Links and comments

This is the height of the hurricane season. The last few years have been abnormal with most Atlantic hurricanes heading toward the U.S., but not making landfall here, getting deflected by weather fronts to the northeast, fizzling out in the cooler waters there, sometimes making it all the way back across the Atlantic and hitting Europe, like Gert did earlier this summer.
What is different is that ocean water is warmer, causing hurricanes to increase in strength faster and to get stronger than they would have previously.

Arctic sea ice once again shows considerable melting

Trump Administration Seeks to Avoid Withdrawal From Paris Climate Accord

How a bill requiring Florida nursing homes to have backup AC died

GOP eying 'blue slip' break to help Trump fill the courts
republicans used this rule, among others, to block President Obama's appointments. Now they are whining it's unfair for Democrats to use it against some of Trump's appointments.

Trump makes good on pledge to donate to Harvey relief

Equifax Suffered a Hack Almost Five Months Earlier Than the Date It Disclosed

Soviet officer who averted cold war nuclear disaster dies aged 77

Australia's record-breaking winter beats average highs by 2C [3.6F], Climate Council says

Michael McGowan
Monday 18 September 2017

It’s always hot in Bidyadanga but a few degrees can make a big difference in the remote Aboriginal community, about 190km south of Broome in Western Australia.

“It’s always hot – it’s the desert – but the difference between 33C [91.4F] and 36C [96.8F] can be quite oppressive,” said Shaun Burgess, a teacher in the community.

This winter, it mattered more than most – 2017 was Australia’s warmest on record for average maximum temperatures, which reached nearly 2C above the winter average and beat the previous record set in 2009 by 0.3C, according to a report released by the Climate Council on Tuesday.
Q&A: panellists spar over coal as energy debate dominates
Read more

In July alone 72 records were broken for the highest maximum temperature, including in Sydney, which set a record high of 26.5C.

Bidyadanga was one of those 72; on July 27 it reached 36.3C, the hottest day in Australia’s warmest July.
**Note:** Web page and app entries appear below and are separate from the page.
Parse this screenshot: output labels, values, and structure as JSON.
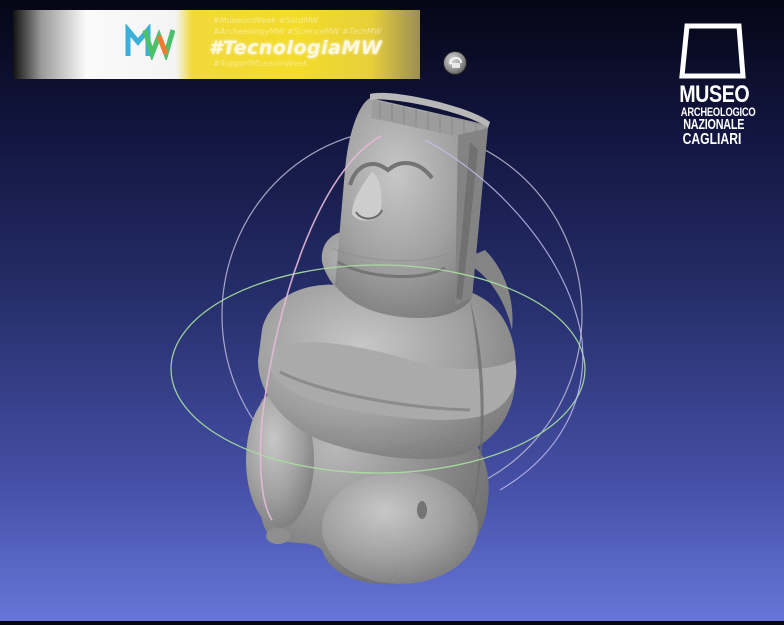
{
  "banner": {
    "hashtag": "#TecnologiaMW",
    "faded_line_1": "#MuseumWeek #SardMW",
    "faded_line_2": "#ArchaeologyMW #ScienceMW #TechMW",
    "faded_line_3": "#SupportMuseumWeek",
    "logo_icon": "museumweek-logo"
  },
  "viewer": {
    "reset_icon": "reset-view-icon",
    "model_description": "3D model of a seated female figurine",
    "trackball_colors": {
      "horizontal": "#a8e0a0",
      "vertical": "#e8b8d8",
      "diagonal": "#c8c0f8"
    }
  },
  "museum": {
    "line1": "MUSEO",
    "line2": "ARCHEOLOGICO",
    "line3": "NAZIONALE",
    "line4": "CAGLIARI"
  }
}
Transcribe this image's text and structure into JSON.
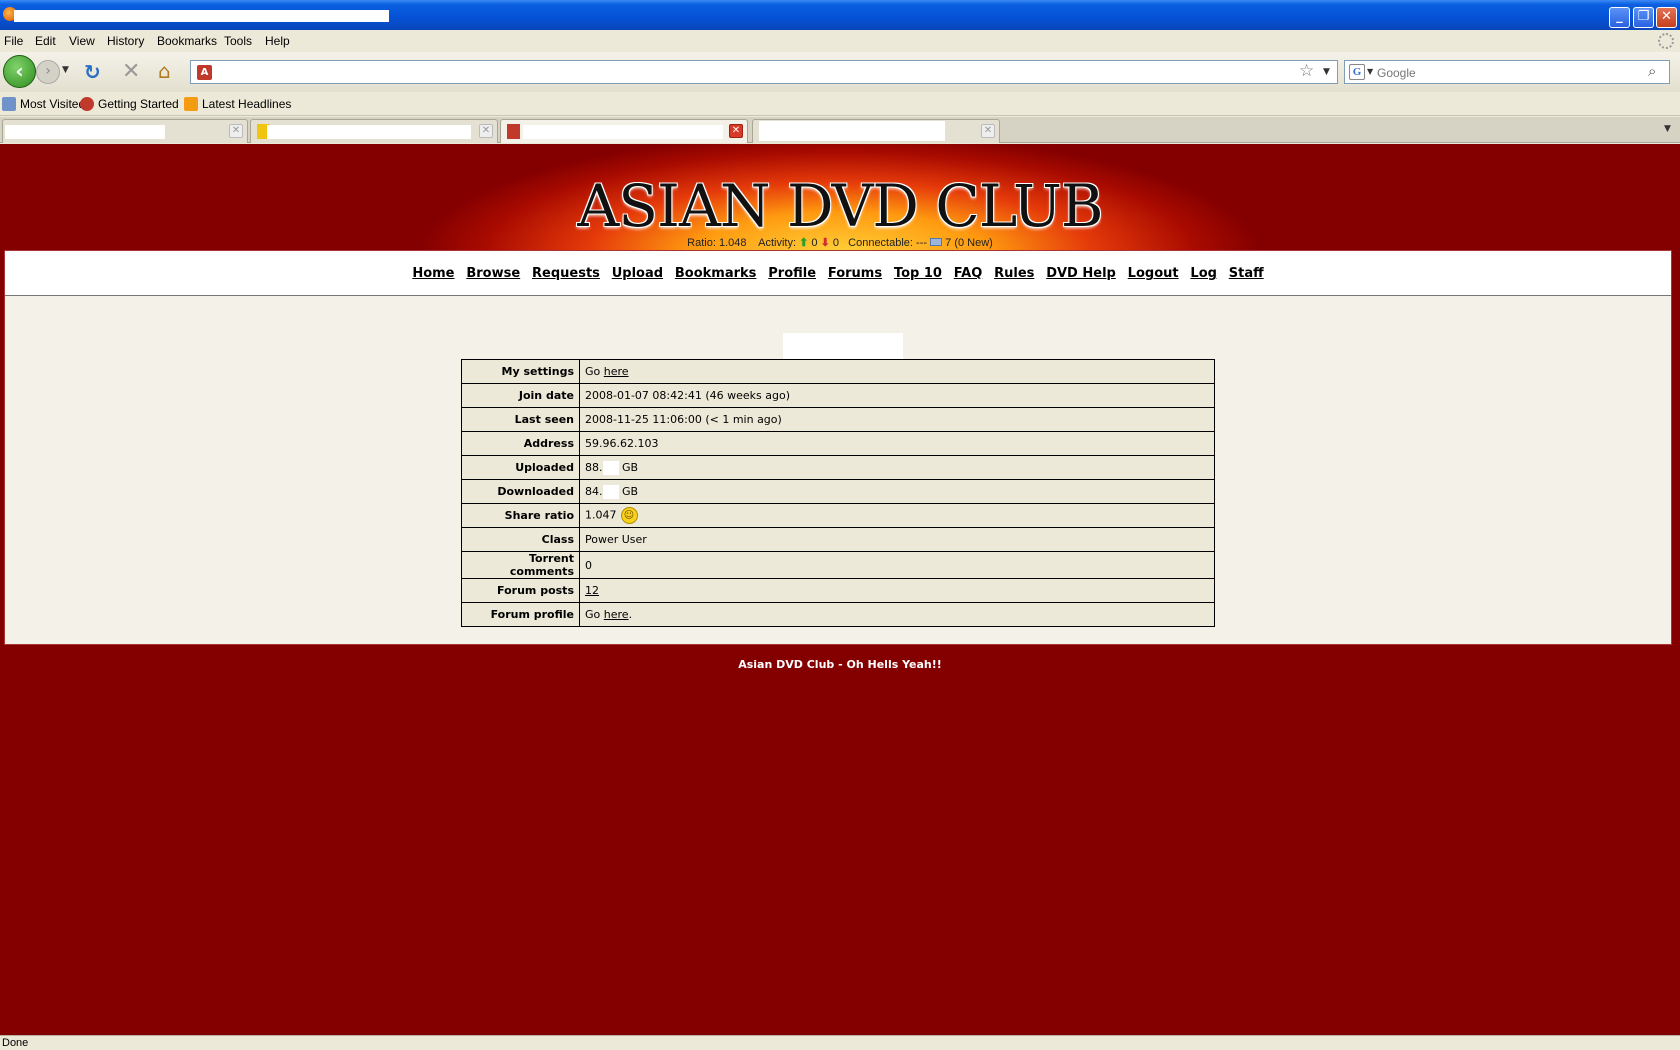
{
  "window": {
    "minimize": "_",
    "maximize": "❐",
    "close": "✕"
  },
  "menu": [
    "File",
    "Edit",
    "View",
    "History",
    "Bookmarks",
    "Tools",
    "Help"
  ],
  "toolbar": {
    "back": "‹",
    "forward": "›",
    "reload": "↻",
    "stop": "✕",
    "home": "⌂",
    "url": "",
    "star": "☆"
  },
  "search": {
    "engine": "G",
    "placeholder": "Google"
  },
  "bookmarks": [
    "Most Visited",
    "Getting Started",
    "Latest Headlines"
  ],
  "site": {
    "logo": "ASIAN DVD CLUB",
    "status": {
      "ratio_label": "Ratio:",
      "ratio": "1.048",
      "activity_label": "Activity:",
      "seeding": "0",
      "leeching": "0",
      "connectable_label": "Connectable:",
      "connectable": "---",
      "messages": "7 (0 New)"
    },
    "nav": [
      "Home",
      "Browse",
      "Requests",
      "Upload",
      "Bookmarks",
      "Profile",
      "Forums",
      "Top 10",
      "FAQ",
      "Rules",
      "DVD Help",
      "Logout",
      "Log",
      "Staff"
    ],
    "profile": {
      "settings_label": "My settings",
      "settings_prefix": "Go",
      "settings_link": "here",
      "join_label": "Join date",
      "join": "2008-01-07 08:42:41 (46 weeks ago)",
      "seen_label": "Last seen",
      "seen": "2008-11-25 11:06:00 (< 1 min ago)",
      "address_label": "Address",
      "address": "59.96.62.103",
      "uploaded_label": "Uploaded",
      "uploaded_prefix": "88.",
      "uploaded_unit": "GB",
      "downloaded_label": "Downloaded",
      "downloaded_prefix": "84.",
      "downloaded_unit": "GB",
      "ratio_label": "Share ratio",
      "ratio": "1.047",
      "class_label": "Class",
      "class": "Power User",
      "comments_label": "Torrent comments",
      "comments": "0",
      "posts_label": "Forum posts",
      "posts": "12",
      "forum_label": "Forum profile",
      "forum_prefix": "Go",
      "forum_link": "here",
      "forum_suffix": "."
    },
    "footer": "Asian DVD Club - Oh Hells Yeah!!"
  },
  "statusbar": "Done"
}
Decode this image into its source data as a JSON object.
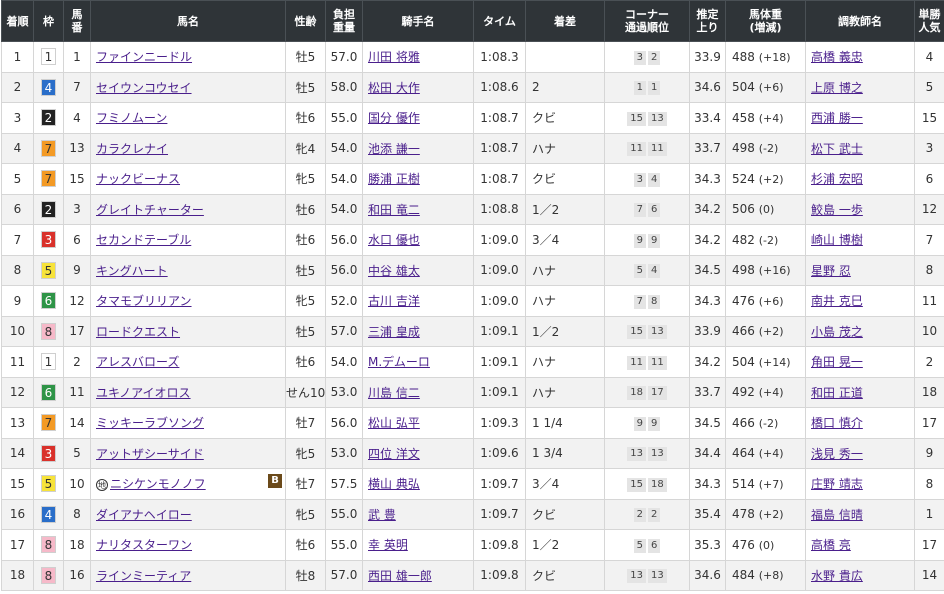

It also broke its previous July record of 35.7C, set in 2016.

“It’s made it really difficult to do things like go camping or fishing with the students, which is something we’ve done a lot of in previous years,” Burgess said. “There’s been less of an opportunity to clear the mind, less of a reprieve, I guess.”


“Winter warm spells are lasting longer, occurring more often and becoming more intense,” the report said. “The likelihood of such warm winters occurring will continue to increase as global temperatures rise.”